▶ [Your task] Your task is to repeat the entries below exactly and to leave their images out.

(Stored data)
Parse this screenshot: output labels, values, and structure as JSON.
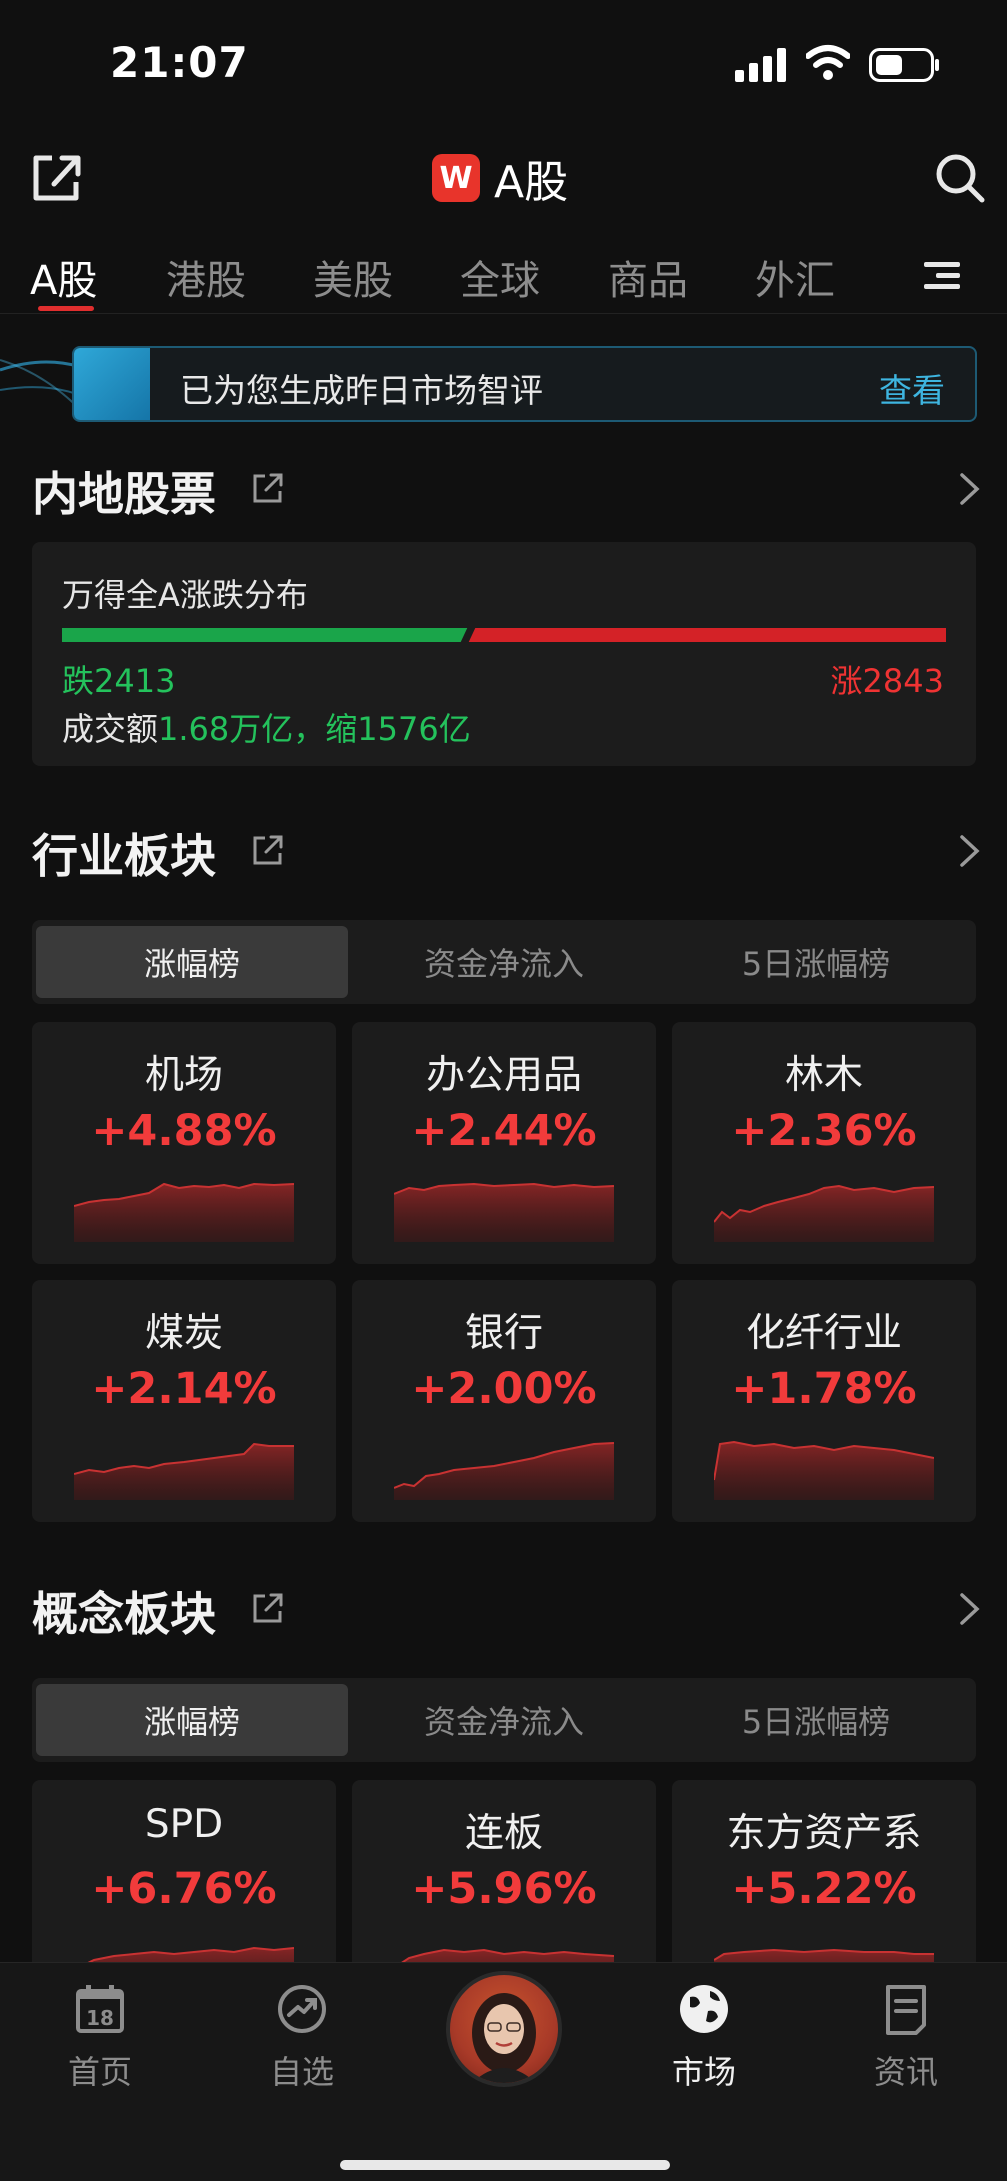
{
  "status_bar": {
    "time": "21:07"
  },
  "header": {
    "title": "A股",
    "logo_letter": "W"
  },
  "tabs": [
    {
      "label": "A股",
      "active": true
    },
    {
      "label": "港股",
      "active": false
    },
    {
      "label": "美股",
      "active": false
    },
    {
      "label": "全球",
      "active": false
    },
    {
      "label": "商品",
      "active": false
    },
    {
      "label": "外汇",
      "active": false
    }
  ],
  "banner": {
    "text": "已为您生成昨日市场智评",
    "link": "查看"
  },
  "mainland": {
    "title": "内地股票",
    "breadth_title": "万得全A涨跌分布",
    "down_count_label": "跌2413",
    "up_count_label": "涨2843",
    "down_count": 2413,
    "up_count": 2843,
    "volume_prefix": "成交额",
    "volume_value": "1.68万亿，缩1576亿"
  },
  "industry": {
    "title": "行业板块",
    "subtabs": [
      "涨幅榜",
      "资金净流入",
      "5日涨幅榜"
    ],
    "tiles": [
      {
        "name": "机场",
        "pct": "+4.88%"
      },
      {
        "name": "办公用品",
        "pct": "+2.44%"
      },
      {
        "name": "林木",
        "pct": "+2.36%"
      },
      {
        "name": "煤炭",
        "pct": "+2.14%"
      },
      {
        "name": "银行",
        "pct": "+2.00%"
      },
      {
        "name": "化纤行业",
        "pct": "+1.78%"
      }
    ]
  },
  "concept": {
    "title": "概念板块",
    "subtabs": [
      "涨幅榜",
      "资金净流入",
      "5日涨幅榜"
    ],
    "tiles": [
      {
        "name": "SPD",
        "pct": "+6.76%"
      },
      {
        "name": "连板",
        "pct": "+5.96%"
      },
      {
        "name": "东方资产系",
        "pct": "+5.22%"
      }
    ]
  },
  "bottom_nav": [
    {
      "label": "首页",
      "icon": "calendar-icon",
      "calendar_day": "18"
    },
    {
      "label": "自选",
      "icon": "trend-icon"
    },
    {
      "label": "",
      "icon": "assistant-avatar"
    },
    {
      "label": "市场",
      "icon": "globe-icon",
      "active": true
    },
    {
      "label": "资讯",
      "icon": "news-icon"
    }
  ],
  "colors": {
    "up": "#f23b3b",
    "down": "#24c25c",
    "accent": "#3eb5e0",
    "brand": "#e8342b"
  }
}
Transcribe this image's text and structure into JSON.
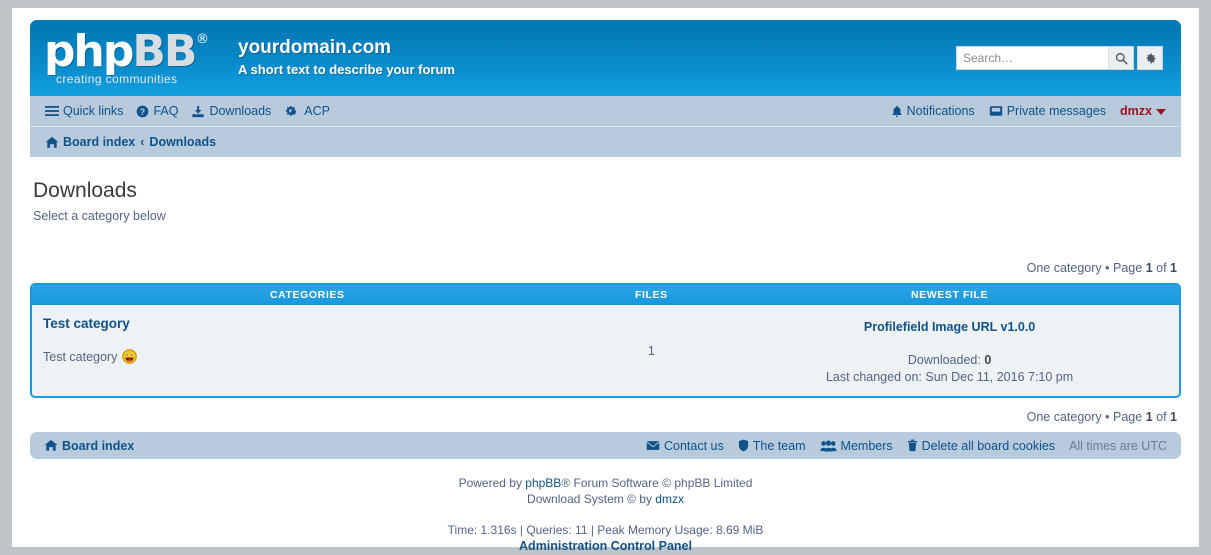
{
  "header": {
    "logo_text_a": "php",
    "logo_text_b": "BB",
    "logo_reg": "®",
    "logo_tagline": "creating communities",
    "site_title": "yourdomain.com",
    "site_description": "A short text to describe your forum",
    "search_placeholder": "Search…",
    "search_value": "",
    "search_button_icon": "search-icon",
    "advanced_search_icon": "gear-icon"
  },
  "nav": {
    "left": [
      {
        "label": "Quick links",
        "icon": "hamburger-icon"
      },
      {
        "label": "FAQ",
        "icon": "question-circle-icon"
      },
      {
        "label": "Downloads",
        "icon": "download-icon"
      },
      {
        "label": "ACP",
        "icon": "gears-icon"
      }
    ],
    "right": [
      {
        "label": "Notifications",
        "icon": "bell-icon"
      },
      {
        "label": "Private messages",
        "icon": "envelope-open-icon"
      }
    ],
    "username": "dmzx",
    "user_caret": "chevron-down-icon"
  },
  "breadcrumb": {
    "home_icon": "home-icon",
    "items": [
      "Board index",
      "Downloads"
    ],
    "separator": "‹"
  },
  "main": {
    "title": "Downloads",
    "subtitle": "Select a category below",
    "pagination": {
      "count_text": "One category",
      "bullet": "•",
      "page_word": "Page",
      "current_page": "1",
      "of_word": "of",
      "total_pages": "1"
    },
    "table": {
      "columns": [
        "CATEGORIES",
        "FILES",
        "NEWEST FILE"
      ],
      "rows": [
        {
          "category_name": "Test category",
          "category_desc": "Test category",
          "category_emoji": "smiley-tongue-icon",
          "files": "1",
          "newest_file": "Profilefield Image URL v1.0.0",
          "downloaded_label": "Downloaded:",
          "downloaded_count": "0",
          "last_changed_label": "Last changed on:",
          "last_changed_value": "Sun Dec 11, 2016 7:10 pm"
        }
      ]
    }
  },
  "footer_bar": {
    "home_label": "Board index",
    "home_icon": "home-icon",
    "links": [
      {
        "label": "Contact us",
        "icon": "envelope-icon"
      },
      {
        "label": "The team",
        "icon": "shield-icon"
      },
      {
        "label": "Members",
        "icon": "users-icon"
      },
      {
        "label": "Delete all board cookies",
        "icon": "trash-icon"
      }
    ],
    "timezone": "All times are UTC"
  },
  "copyright": {
    "line1_pre": "Powered by ",
    "line1_link": "phpBB",
    "line1_post": "® Forum Software © phpBB Limited",
    "line2_pre": "Download System © by ",
    "line2_link": "dmzx",
    "stats": "Time: 1.316s | Queries: 11 | Peak Memory Usage: 8.69 MiB",
    "acp": "Administration Control Panel"
  },
  "colors": {
    "header_top": "#0076b1",
    "header_bottom": "#12a0e0",
    "nav_bg": "#b8cbdd",
    "link": "#105289",
    "username": "#9e1421",
    "table_border": "#1b9ae0",
    "table_bg": "#eef2f5",
    "text_muted": "#536482"
  }
}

▶ [Reply to the task]
Parse this screenshot: output labels, values, and structure as JSON.
{
  "status_bar": {
    "time": "21:07"
  },
  "header": {
    "title": "A股",
    "logo_letter": "W"
  },
  "tabs": [
    {
      "label": "A股",
      "active": true
    },
    {
      "label": "港股",
      "active": false
    },
    {
      "label": "美股",
      "active": false
    },
    {
      "label": "全球",
      "active": false
    },
    {
      "label": "商品",
      "active": false
    },
    {
      "label": "外汇",
      "active": false
    }
  ],
  "banner": {
    "text": "已为您生成昨日市场智评",
    "link": "查看"
  },
  "mainland": {
    "title": "内地股票",
    "breadth_title": "万得全A涨跌分布",
    "down_count_label": "跌2413",
    "up_count_label": "涨2843",
    "down_count": 2413,
    "up_count": 2843,
    "volume_prefix": "成交额",
    "volume_value": "1.68万亿，缩1576亿"
  },
  "industry": {
    "title": "行业板块",
    "subtabs": [
      "涨幅榜",
      "资金净流入",
      "5日涨幅榜"
    ],
    "tiles": [
      {
        "name": "机场",
        "pct": "+4.88%"
      },
      {
        "name": "办公用品",
        "pct": "+2.44%"
      },
      {
        "name": "林木",
        "pct": "+2.36%"
      },
      {
        "name": "煤炭",
        "pct": "+2.14%"
      },
      {
        "name": "银行",
        "pct": "+2.00%"
      },
      {
        "name": "化纤行业",
        "pct": "+1.78%"
      }
    ]
  },
  "concept": {
    "title": "概念板块",
    "subtabs": [
      "涨幅榜",
      "资金净流入",
      "5日涨幅榜"
    ],
    "tiles": [
      {
        "name": "SPD",
        "pct": "+6.76%"
      },
      {
        "name": "连板",
        "pct": "+5.96%"
      },
      {
        "name": "东方资产系",
        "pct": "+5.22%"
      }
    ]
  },
  "bottom_nav": [
    {
      "label": "首页",
      "icon": "calendar-icon",
      "calendar_day": "18"
    },
    {
      "label": "自选",
      "icon": "trend-icon"
    },
    {
      "label": "",
      "icon": "assistant-avatar"
    },
    {
      "label": "市场",
      "icon": "globe-icon",
      "active": true
    },
    {
      "label": "资讯",
      "icon": "news-icon"
    }
  ],
  "colors": {
    "up": "#f23b3b",
    "down": "#24c25c",
    "accent": "#3eb5e0",
    "brand": "#e8342b"
  }
}
Transcribe this image's text and structure into JSON.
{
  "header": {
    "logo_text_a": "php",
    "logo_text_b": "BB",
    "logo_reg": "®",
    "logo_tagline": "creating communities",
    "site_title": "yourdomain.com",
    "site_description": "A short text to describe your forum",
    "search_placeholder": "Search…",
    "search_value": "",
    "search_button_icon": "search-icon",
    "advanced_search_icon": "gear-icon"
  },
  "nav": {
    "left": [
      {
        "label": "Quick links",
        "icon": "hamburger-icon"
      },
      {
        "label": "FAQ",
        "icon": "question-circle-icon"
      },
      {
        "label": "Downloads",
        "icon": "download-icon"
      },
      {
        "label": "ACP",
        "icon": "gears-icon"
      }
    ],
    "right": [
      {
        "label": "Notifications",
        "icon": "bell-icon"
      },
      {
        "label": "Private messages",
        "icon": "envelope-open-icon"
      }
    ],
    "username": "dmzx",
    "user_caret": "chevron-down-icon"
  },
  "breadcrumb": {
    "home_icon": "home-icon",
    "items": [
      "Board index",
      "Downloads"
    ],
    "separator": "‹"
  },
  "main": {
    "title": "Downloads",
    "subtitle": "Select a category below",
    "pagination": {
      "count_text": "One category",
      "bullet": "•",
      "page_word": "Page",
      "current_page": "1",
      "of_word": "of",
      "total_pages": "1"
    },
    "table": {
      "columns": [
        "CATEGORIES",
        "FILES",
        "NEWEST FILE"
      ],
      "rows": [
        {
          "category_name": "Test category",
          "category_desc": "Test category",
          "category_emoji": "smiley-tongue-icon",
          "files": "1",
          "newest_file": "Profilefield Image URL v1.0.0",
          "downloaded_label": "Downloaded:",
          "downloaded_count": "0",
          "last_changed_label": "Last changed on:",
          "last_changed_value": "Sun Dec 11, 2016 7:10 pm"
        }
      ]
    }
  },
  "footer_bar": {
    "home_label": "Board index",
    "home_icon": "home-icon",
    "links": [
      {
        "label": "Contact us",
        "icon": "envelope-icon"
      },
      {
        "label": "The team",
        "icon": "shield-icon"
      },
      {
        "label": "Members",
        "icon": "users-icon"
      },
      {
        "label": "Delete all board cookies",
        "icon": "trash-icon"
      }
    ],
    "timezone": "All times are UTC"
  },
  "copyright": {
    "line1_pre": "Powered by ",
    "line1_link": "phpBB",
    "line1_post": "® Forum Software © phpBB Limited",
    "line2_pre": "Download System © by ",
    "line2_link": "dmzx",
    "stats": "Time: 1.316s | Queries: 11 | Peak Memory Usage: 8.69 MiB",
    "acp": "Administration Control Panel"
  },
  "colors": {
    "header_top": "#0076b1",
    "header_bottom": "#12a0e0",
    "nav_bg": "#b8cbdd",
    "link": "#105289",
    "username": "#9e1421",
    "table_border": "#1b9ae0",
    "table_bg": "#eef2f5",
    "text_muted": "#536482"
  }
}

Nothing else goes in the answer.